Also consider packing: A compact umbrella, insect repellent, small packs of tissues or wet towelettes, single-use or digital cameras, battery chargers, alarm clock, extra plastic bags, small collapsible day-pack; plastic water bottle; high fiber snacks.

Travel Documents

You are responsible for carrying your passport and other essential documents. Keep all originals with you in your carry-on bag; do not pack in your checked bag. Make photocopies of your passport, travelers’ checks, credit card numbers, etc. Keep one copy with you (separate from the originals); leave an extra copy with someone at home in case any of your belongings are lost or stolen.

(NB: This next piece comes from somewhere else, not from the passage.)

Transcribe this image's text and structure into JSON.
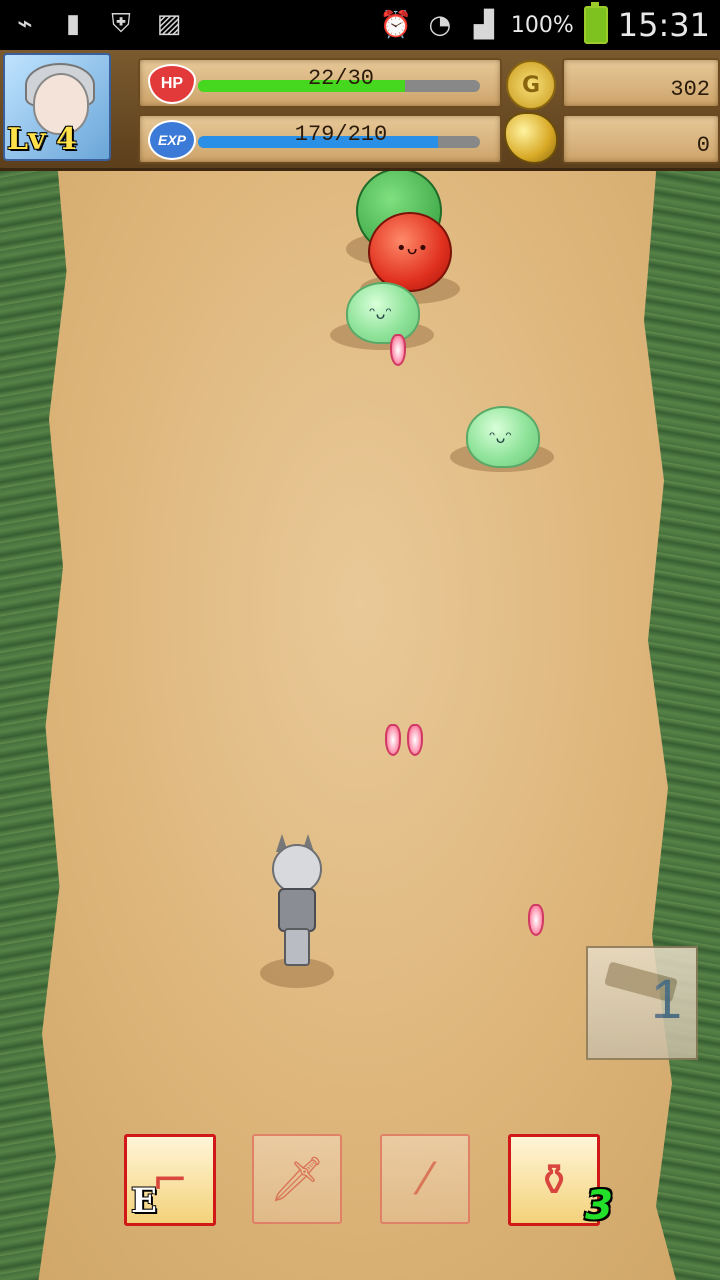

Bring enough of your prescription medications (in their original vials) to last at least the length of your tour. Keep a copy of your doctor’s note stating the generic name of your prescription, reason for taking and recommended daily dosage with your travel documents. If you have allergies, bring the appropriate emergency treatment with you. Bring vitamins, aspirin, lip balm, over-the-counter remedies for colds, motion sickness, and digestive problems. Pack medicines in your carry-on bag. Unless labeled “no potable” tap water is drinkable in Costa Rica. As always, check with your doctor before travelling abroad. For further information, visit the U.S. Centers for Disease Control.

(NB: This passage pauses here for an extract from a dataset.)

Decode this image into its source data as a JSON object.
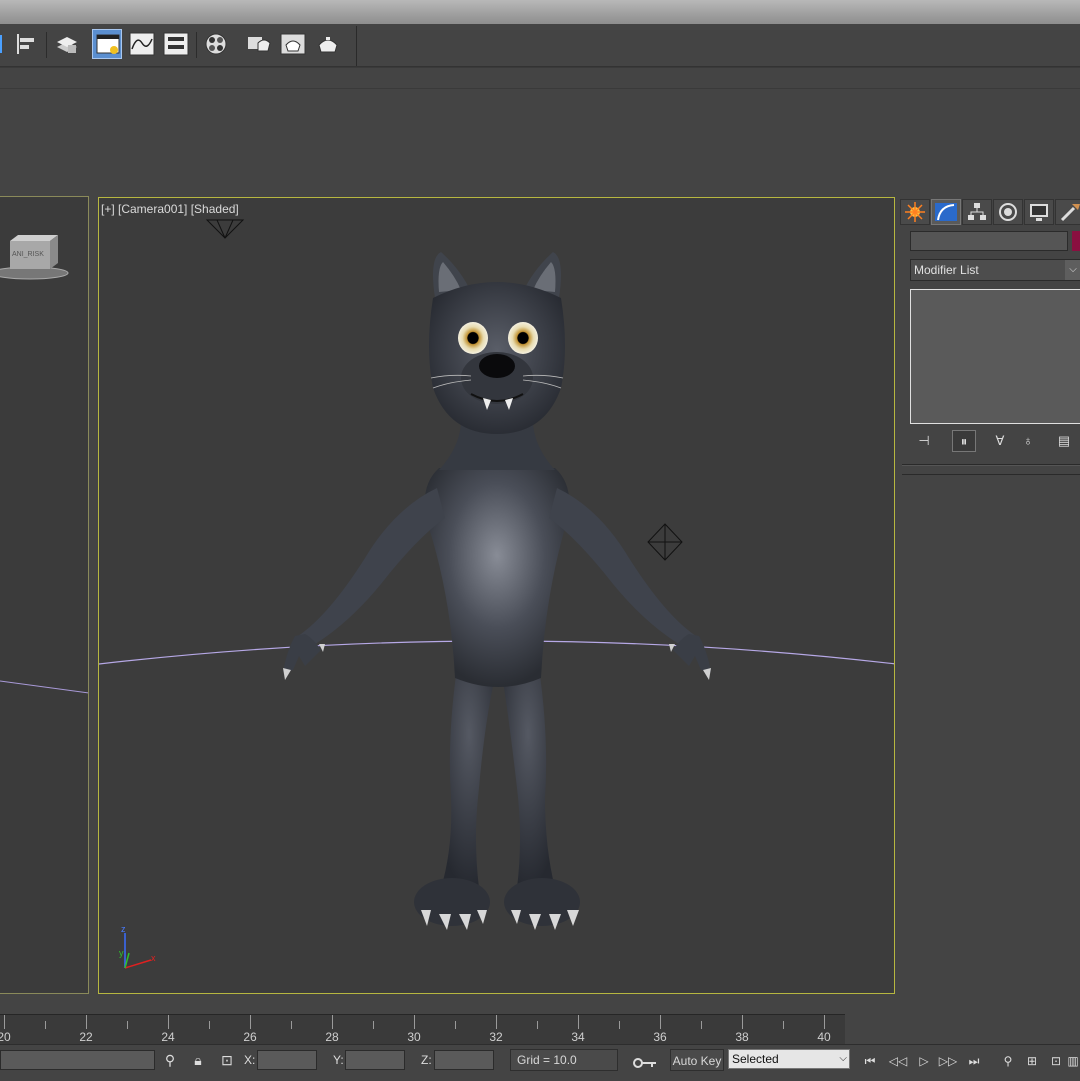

Costa Rica uses standard 110 volt AC current. It’s helpful to bring a 3-prong adapter.

Phone Calls

Calls from hotels can be expensive; post offices, pay phones, local phone cards or US calling cards may offer better rates. Contact your phone company for calling card details. Contact your cell phone provider about service in Costa Rica


You may need to exchange US dollars into local currency for purchases (though dollars are accepted at some places). This is automatically done when paying with travelers checks or credit cards or withdrawing cash at an ATM. Most major credit cards are accepted, but some smaller businesses only accept cash. Travelers’ checks are secure, but can be time-consuming to exchange for local currency. Check with your bank about the acceptance of travelers’ checks. ATM pin numbers are typically 4 digits.

The colón is Costa Rica’s standard unit of currency. Remember to budget for any meals, drinks and incidentals that are not included in your tour cost, as well as tips (see below).


During your tour you will meet local people. If you have exchanges (especially if you visit or stay in homes), you may want to give a small gift in appreciation. The most meaningful gifts are those which say something about who you are and the area of the world you come from. Postcards from home or small souvenirs from your state (or school/university, if you are a student) would be appropriate and thoughtful.


As a group: It’s customary to tip your escort and bus driver. Suggested guidelines: Tour escort and bus driver: $2-$3 per person per day. Tips are not neccesary on guided tours.

Individually: In restaurants, 10% is usual. Many restaurants include 13% tax and a 10% service charge (look for I.V.I. on the menu and bill). You may want to leave an additional 5%-10% if service is exceptional. Porters and bellhops get approx. $1 per bag. You should leave $1-$2 per room per night for hotel housekeeping staff. Keep small amounts of local currency for coat-check and restroom attendants. Taxi drivers do not expect a tip.